▸ WORK TASK
Each line of the records that holds "data" should be shown in full.

▸ INFORMATION GIVEN

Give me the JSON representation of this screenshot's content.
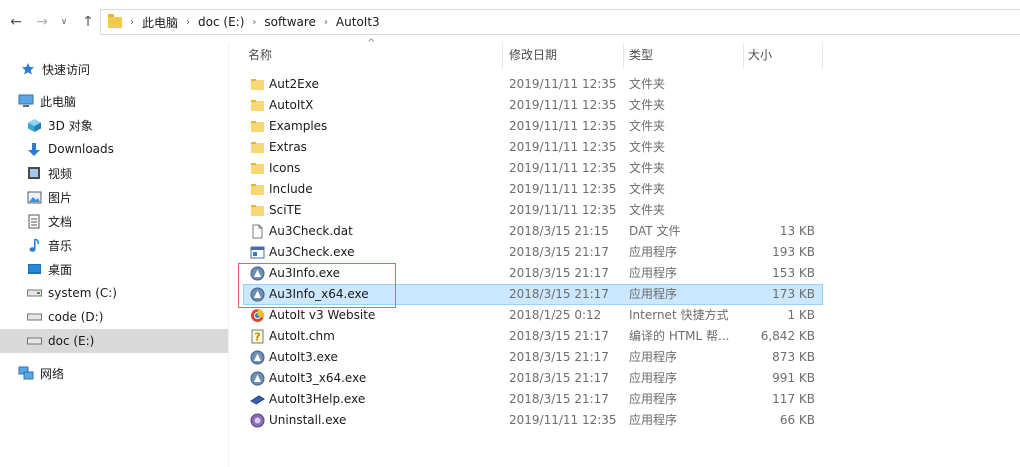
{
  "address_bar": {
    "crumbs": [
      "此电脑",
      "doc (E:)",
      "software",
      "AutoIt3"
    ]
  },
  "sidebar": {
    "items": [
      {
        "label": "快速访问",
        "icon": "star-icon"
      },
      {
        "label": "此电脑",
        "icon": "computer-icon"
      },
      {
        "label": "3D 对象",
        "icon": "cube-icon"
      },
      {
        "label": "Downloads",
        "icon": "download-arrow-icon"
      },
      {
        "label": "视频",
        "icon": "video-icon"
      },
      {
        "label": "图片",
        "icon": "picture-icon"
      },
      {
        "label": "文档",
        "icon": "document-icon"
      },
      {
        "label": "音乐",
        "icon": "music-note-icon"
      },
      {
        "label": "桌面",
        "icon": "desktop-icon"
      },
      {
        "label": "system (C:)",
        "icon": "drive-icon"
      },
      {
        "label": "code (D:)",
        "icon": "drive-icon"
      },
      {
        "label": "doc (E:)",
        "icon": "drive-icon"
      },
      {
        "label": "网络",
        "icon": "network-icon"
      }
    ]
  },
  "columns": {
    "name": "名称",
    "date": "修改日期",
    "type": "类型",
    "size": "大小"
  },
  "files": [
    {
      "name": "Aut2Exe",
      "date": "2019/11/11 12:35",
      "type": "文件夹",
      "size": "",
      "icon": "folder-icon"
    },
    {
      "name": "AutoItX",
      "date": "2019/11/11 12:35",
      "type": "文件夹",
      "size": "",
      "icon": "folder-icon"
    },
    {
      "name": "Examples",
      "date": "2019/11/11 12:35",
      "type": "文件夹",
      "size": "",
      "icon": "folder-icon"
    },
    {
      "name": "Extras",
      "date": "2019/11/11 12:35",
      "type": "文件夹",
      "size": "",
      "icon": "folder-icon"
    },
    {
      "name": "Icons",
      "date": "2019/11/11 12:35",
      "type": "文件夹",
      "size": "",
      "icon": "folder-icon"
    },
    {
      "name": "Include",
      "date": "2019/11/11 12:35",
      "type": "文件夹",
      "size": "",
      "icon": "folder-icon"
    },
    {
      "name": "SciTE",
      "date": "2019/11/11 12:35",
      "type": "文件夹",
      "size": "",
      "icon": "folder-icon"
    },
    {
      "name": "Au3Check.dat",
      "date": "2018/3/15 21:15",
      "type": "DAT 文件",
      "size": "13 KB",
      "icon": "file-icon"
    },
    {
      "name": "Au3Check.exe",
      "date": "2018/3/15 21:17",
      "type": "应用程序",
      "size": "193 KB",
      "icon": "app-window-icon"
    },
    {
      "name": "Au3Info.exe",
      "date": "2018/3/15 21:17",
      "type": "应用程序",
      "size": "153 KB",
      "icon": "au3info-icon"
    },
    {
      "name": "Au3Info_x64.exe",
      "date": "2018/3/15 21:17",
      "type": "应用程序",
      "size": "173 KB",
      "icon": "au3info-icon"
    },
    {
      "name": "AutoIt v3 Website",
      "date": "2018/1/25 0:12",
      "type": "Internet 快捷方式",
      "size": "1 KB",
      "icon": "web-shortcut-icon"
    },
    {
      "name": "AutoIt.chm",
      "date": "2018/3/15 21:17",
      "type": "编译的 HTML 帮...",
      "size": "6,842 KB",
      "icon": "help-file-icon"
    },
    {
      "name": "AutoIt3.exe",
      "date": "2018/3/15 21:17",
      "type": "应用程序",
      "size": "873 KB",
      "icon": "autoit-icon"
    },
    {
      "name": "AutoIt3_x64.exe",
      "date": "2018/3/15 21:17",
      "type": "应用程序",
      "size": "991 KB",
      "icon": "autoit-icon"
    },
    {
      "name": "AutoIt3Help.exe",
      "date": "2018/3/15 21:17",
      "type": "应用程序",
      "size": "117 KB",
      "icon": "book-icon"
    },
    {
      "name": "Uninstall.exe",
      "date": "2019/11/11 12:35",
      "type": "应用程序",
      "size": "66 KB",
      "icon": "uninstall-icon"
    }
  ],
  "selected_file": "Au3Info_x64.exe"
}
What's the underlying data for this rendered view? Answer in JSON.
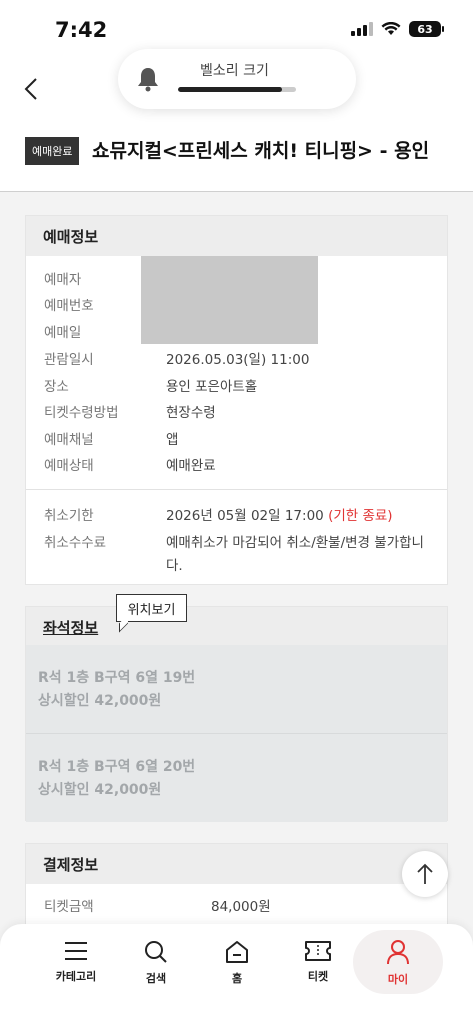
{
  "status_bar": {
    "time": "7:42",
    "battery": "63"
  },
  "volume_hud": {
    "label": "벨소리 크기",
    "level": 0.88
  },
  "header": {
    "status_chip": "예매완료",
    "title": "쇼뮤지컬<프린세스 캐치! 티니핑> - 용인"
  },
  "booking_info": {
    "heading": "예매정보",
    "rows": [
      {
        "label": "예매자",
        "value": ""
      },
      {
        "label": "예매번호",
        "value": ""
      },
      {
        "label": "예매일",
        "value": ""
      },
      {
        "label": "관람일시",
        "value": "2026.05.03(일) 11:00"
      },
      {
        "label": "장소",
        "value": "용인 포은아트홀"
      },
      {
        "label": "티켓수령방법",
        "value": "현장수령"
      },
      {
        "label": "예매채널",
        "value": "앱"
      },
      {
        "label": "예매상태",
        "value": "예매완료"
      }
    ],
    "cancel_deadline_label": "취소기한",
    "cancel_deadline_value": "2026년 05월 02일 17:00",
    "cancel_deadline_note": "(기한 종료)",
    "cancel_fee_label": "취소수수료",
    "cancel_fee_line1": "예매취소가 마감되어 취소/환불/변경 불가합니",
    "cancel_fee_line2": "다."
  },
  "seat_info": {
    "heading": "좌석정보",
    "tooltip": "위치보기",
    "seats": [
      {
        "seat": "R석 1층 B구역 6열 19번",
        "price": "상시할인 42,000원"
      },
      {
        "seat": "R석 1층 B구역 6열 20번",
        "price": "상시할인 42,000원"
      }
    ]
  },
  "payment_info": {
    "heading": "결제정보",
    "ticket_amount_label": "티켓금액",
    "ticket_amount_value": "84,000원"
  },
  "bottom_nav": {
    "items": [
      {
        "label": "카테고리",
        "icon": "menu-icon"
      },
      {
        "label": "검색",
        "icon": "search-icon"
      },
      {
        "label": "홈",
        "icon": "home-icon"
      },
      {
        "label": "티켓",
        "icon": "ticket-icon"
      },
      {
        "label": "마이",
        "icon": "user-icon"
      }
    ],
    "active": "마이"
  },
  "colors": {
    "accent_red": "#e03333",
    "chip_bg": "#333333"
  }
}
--
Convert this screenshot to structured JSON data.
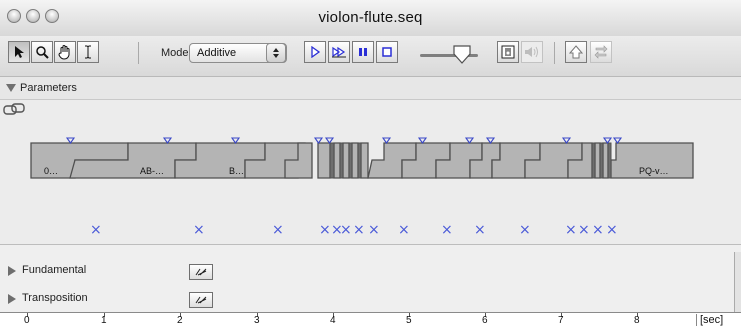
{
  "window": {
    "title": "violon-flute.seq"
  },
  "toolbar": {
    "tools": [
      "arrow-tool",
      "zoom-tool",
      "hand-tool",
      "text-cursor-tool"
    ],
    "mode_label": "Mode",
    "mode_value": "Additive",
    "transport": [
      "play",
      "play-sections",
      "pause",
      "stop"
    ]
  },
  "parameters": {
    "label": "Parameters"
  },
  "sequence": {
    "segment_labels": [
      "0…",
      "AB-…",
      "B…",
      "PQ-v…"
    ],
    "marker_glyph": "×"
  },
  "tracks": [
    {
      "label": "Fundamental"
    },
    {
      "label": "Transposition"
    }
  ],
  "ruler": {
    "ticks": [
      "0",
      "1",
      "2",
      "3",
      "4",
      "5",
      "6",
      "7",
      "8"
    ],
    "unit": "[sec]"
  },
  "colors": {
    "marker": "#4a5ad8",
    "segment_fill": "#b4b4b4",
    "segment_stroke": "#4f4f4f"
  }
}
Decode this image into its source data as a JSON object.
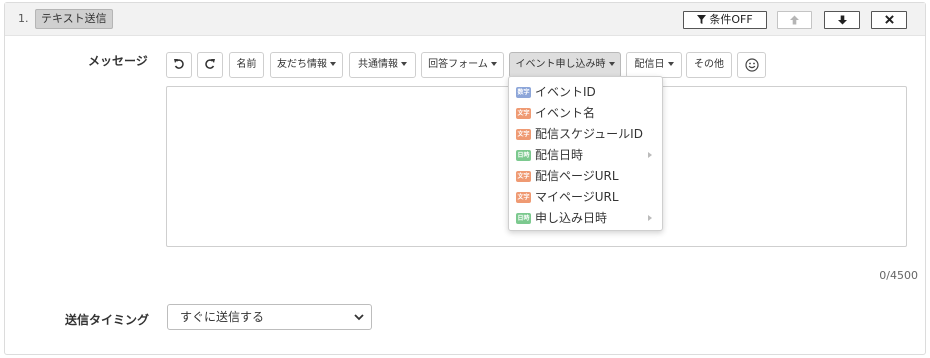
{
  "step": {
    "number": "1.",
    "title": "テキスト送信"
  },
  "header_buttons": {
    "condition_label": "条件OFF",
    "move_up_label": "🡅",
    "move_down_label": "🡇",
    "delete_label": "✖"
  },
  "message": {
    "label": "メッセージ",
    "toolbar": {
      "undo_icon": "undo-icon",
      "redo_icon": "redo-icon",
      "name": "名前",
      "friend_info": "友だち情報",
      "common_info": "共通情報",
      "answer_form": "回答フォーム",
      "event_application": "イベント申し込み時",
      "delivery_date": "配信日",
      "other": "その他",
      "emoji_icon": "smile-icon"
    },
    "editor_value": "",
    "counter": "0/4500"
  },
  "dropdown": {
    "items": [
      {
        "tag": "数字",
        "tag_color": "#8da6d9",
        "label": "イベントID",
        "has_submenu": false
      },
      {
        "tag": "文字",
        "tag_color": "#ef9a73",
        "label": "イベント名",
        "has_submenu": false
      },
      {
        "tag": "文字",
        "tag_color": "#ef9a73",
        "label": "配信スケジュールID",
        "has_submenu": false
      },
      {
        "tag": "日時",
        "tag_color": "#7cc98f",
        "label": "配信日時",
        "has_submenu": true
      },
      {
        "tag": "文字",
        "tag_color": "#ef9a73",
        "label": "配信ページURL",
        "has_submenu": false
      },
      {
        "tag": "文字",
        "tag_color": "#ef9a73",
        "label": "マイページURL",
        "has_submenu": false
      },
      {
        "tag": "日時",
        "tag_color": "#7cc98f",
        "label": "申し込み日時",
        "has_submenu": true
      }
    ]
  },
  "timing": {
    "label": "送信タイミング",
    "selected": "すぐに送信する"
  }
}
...
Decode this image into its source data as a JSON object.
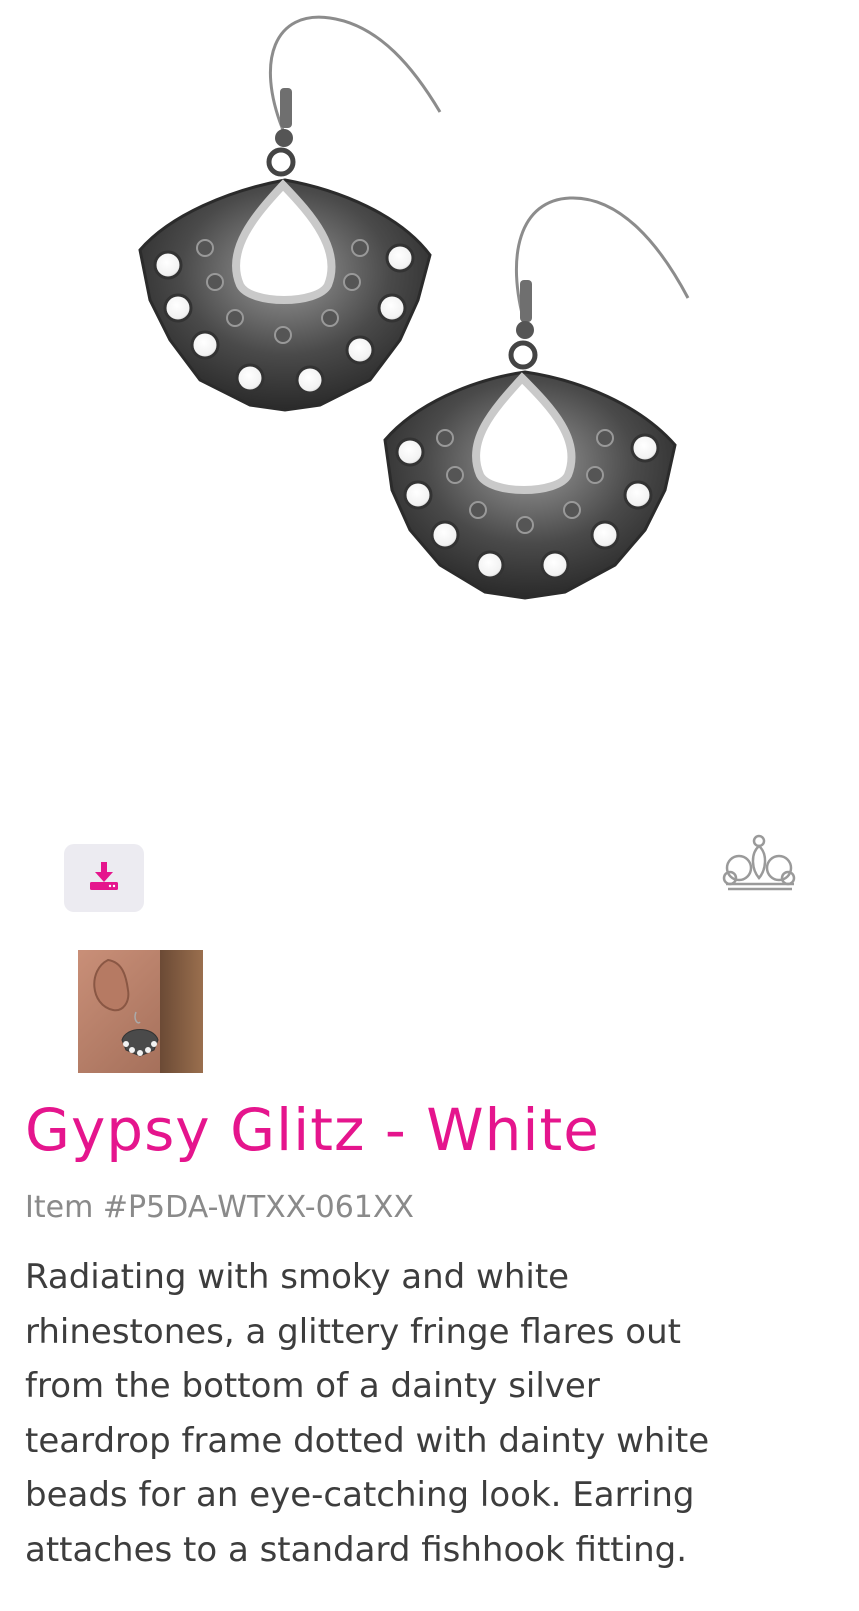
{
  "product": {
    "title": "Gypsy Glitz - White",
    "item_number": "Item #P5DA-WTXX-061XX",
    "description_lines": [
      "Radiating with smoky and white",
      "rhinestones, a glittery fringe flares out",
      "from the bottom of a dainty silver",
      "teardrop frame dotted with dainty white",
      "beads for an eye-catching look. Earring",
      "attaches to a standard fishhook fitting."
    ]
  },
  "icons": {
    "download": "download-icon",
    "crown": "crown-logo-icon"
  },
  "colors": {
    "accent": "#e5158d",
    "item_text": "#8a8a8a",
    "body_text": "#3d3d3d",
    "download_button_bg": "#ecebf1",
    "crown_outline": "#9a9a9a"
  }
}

▸ ANSWER FOR THE TASK
What's the underlying data for this rendered view? Answer in JSON.
Convert this screenshot to structured JSON data.
Decode this image into its source data as a JSON object.
Decode this image into its source data as a JSON object.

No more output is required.